For years there was nothing much to be said about Internet top-level domains (TLDs). People had heard of .com, .net and perhaps a few of the country-specific suffixes such as .co.uk, extended over time by a few additions such as .info and the more notorious .xxx and .sex (the latter prompted a book by a former Techworld journalist, Kieren McCarthy, telling the story of one of the most fought-over domains in Internet history but we digress).
By 2013 this change almost overnight as hundreds of new and unfamiliar domain possibilities were approved for use by Internet governing body ICANN as part of its controversial liberalisation programme that to this day many still have doubts about.
There are now more than a thousand TLDs - including famous new examples such as .buzz, .cash, .ceo, .cool, .flights, .paris, .ninja and, infamously, .sucks, used to troll celebrities, politicians and large companies. Plenty of choice then.
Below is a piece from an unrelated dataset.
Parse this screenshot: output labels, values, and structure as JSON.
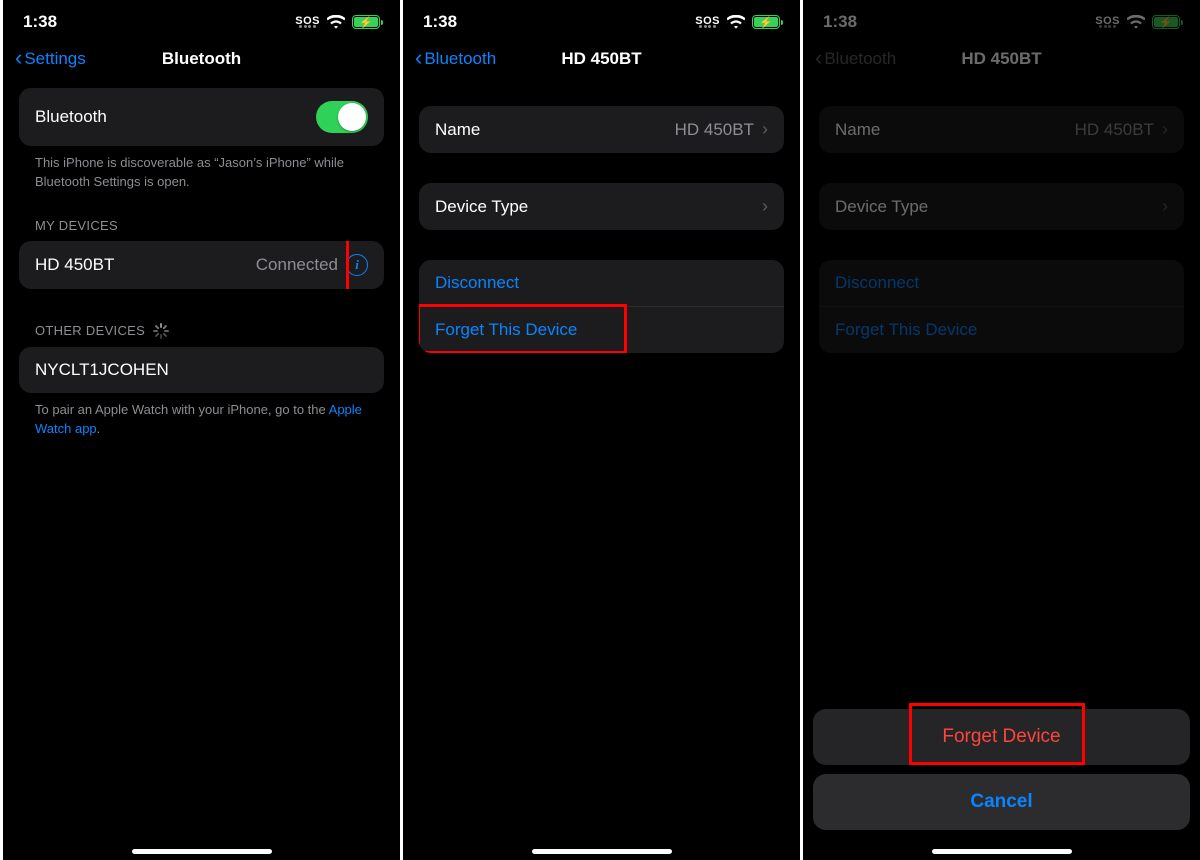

New research by security firm Blue Coat offers us an interesting a petty mixed picture of how the new domains possibilities are being used and, sure enough, some of them are being abused on an industrial scale to game search engines and worse.
The firm's top 10 'shadiest' domains, based on the volume of spam, malware botnets and phishing emanating from websites using them, turned up some staggering statistics (see figure 1). According to this sample, 100 percent of two domains (.zip and .review) were being used for entirely nefarious purposes while the rest on the list were only fractions of a percent off this level of criminal saturation.
It's an open and shut case that the new domains are being abused although it should also be pointed out that plenty of the old domains were exploited for the same purposes.
One surprise is the appearance of .science on the list, usually used in combination with other domain keywords. Back in March, a blog by the firm found that 96 percent of sites using this domain were dodgy but by August this had reached over 99 percent - what is going on? Blue Coat uncovered a range of scam sites, including Chinese weight loss, mysterious e-books, search engine poisoning with a number of sites offering plagiarized essays for sale.
"Due to the explosion of TLDs in recent years, we have seen a staggering number of almost entirely shady web neighbourhoods crop up at an alarming rate," said Blue Coat CTO, Dr Hugh Thompson.
"The increase in Shady TLDs as revealed by Blue Coat's analysis is in turn providing increased opportunity for the bad guys to partake in malicious activity. In order to build a better security posture, knowledge about which sites are the most suspicious, and how to avoid them, is essential for consumers and businesses alike."
Sign up for Computerworld eNewsletters.